Satellites have a few problems. Even low-orbit satellites are going to have enough latency to make it hard to do real-time things like Skype or do VoIP. And I have a hard time thinking they can launch a satellite that can handle a big pile of residential customers, all watching multiple netflix streams in the evening. It’s hard enough to design a landline network to do that.
It’s my understanding that the satellites that are planned are aimed at bringing relatively low broadband speeds to lots of people in the third world that have no options for broadband today. I’ve never seen anybody that has ever expected them to compete in the US. There is also the question if they will follow the same path as the current satellite providers and have very tiny bandwidth caps. You can get 15 Mbps download speeds in most of the US right now, but the monthly caps are so tiny, and the latency so poor that everybody hates the service. So how they price and sell it is going to matter a lot.

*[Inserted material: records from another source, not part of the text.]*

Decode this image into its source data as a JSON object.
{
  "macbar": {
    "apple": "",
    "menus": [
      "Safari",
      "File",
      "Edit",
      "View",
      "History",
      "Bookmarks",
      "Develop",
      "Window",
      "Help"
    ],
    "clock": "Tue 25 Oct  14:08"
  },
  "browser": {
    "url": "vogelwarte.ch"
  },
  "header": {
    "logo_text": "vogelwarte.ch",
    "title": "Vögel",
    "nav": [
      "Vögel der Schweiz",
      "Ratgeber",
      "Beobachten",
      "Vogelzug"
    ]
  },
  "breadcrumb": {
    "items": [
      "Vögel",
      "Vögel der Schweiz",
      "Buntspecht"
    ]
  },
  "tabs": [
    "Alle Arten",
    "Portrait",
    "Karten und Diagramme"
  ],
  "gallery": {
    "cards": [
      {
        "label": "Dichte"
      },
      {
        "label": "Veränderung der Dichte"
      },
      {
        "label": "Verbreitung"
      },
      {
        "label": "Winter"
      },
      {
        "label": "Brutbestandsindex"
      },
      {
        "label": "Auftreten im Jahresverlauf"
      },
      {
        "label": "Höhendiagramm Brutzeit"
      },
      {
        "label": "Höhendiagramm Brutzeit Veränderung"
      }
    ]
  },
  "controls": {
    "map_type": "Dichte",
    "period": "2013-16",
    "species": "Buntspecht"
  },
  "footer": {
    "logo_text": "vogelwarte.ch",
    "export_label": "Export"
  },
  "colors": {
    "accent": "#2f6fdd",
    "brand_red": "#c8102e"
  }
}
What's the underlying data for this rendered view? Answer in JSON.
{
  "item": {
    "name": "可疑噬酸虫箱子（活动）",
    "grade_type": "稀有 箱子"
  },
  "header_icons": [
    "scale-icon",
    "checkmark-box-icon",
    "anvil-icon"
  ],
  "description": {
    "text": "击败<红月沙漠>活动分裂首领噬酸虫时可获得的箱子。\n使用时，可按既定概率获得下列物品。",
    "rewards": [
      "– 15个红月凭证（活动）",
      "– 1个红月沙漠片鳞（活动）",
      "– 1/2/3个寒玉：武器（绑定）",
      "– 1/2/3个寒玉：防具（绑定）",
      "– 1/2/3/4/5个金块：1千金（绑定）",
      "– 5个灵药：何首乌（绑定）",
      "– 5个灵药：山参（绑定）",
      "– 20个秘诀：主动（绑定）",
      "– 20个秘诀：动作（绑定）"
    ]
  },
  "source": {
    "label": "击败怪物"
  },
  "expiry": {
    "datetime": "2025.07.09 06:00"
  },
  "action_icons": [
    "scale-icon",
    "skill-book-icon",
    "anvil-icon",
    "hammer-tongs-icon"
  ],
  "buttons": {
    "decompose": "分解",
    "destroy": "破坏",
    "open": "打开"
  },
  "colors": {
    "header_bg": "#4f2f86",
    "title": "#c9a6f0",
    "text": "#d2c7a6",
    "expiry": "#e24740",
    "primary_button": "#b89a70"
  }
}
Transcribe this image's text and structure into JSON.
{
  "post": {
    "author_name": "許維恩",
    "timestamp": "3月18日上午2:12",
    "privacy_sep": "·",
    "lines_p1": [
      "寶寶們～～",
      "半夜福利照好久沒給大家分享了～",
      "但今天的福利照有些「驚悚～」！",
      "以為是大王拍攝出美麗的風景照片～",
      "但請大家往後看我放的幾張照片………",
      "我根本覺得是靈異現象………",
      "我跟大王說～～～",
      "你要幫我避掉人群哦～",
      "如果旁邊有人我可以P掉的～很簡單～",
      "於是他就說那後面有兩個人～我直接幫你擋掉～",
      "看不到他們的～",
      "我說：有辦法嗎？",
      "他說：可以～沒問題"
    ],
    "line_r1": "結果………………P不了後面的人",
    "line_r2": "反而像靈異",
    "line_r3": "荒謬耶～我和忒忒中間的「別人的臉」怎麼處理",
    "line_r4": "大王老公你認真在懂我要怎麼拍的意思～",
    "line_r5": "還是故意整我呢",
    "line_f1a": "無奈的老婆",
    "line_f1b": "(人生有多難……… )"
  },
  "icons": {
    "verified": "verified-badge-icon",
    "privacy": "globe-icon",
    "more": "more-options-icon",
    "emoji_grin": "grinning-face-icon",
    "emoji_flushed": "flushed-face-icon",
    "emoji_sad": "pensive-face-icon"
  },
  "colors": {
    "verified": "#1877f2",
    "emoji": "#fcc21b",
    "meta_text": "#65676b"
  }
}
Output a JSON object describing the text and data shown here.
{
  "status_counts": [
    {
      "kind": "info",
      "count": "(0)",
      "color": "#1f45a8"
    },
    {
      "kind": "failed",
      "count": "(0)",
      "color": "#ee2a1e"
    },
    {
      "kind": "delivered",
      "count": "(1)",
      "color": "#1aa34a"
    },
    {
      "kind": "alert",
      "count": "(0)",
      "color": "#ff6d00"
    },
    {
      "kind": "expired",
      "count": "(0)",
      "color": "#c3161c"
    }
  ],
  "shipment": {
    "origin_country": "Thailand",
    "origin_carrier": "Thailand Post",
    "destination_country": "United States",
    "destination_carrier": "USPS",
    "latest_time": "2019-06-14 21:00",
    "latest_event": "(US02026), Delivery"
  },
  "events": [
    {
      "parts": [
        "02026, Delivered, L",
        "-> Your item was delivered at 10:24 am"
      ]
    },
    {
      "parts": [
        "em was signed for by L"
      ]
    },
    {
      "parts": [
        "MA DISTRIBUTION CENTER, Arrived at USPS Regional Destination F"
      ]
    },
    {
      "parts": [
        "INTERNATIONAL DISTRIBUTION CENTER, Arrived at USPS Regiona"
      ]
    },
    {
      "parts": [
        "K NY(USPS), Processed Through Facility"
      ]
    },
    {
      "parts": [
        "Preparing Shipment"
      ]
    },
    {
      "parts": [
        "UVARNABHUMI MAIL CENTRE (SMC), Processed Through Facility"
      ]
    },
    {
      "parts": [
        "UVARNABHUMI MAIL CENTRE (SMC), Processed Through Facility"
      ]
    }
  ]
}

Unless we want the folks in rural America to fall far behind everybody else then we need to keep working towards good landline solutions – one neighborhood at a time if that’s what it takes.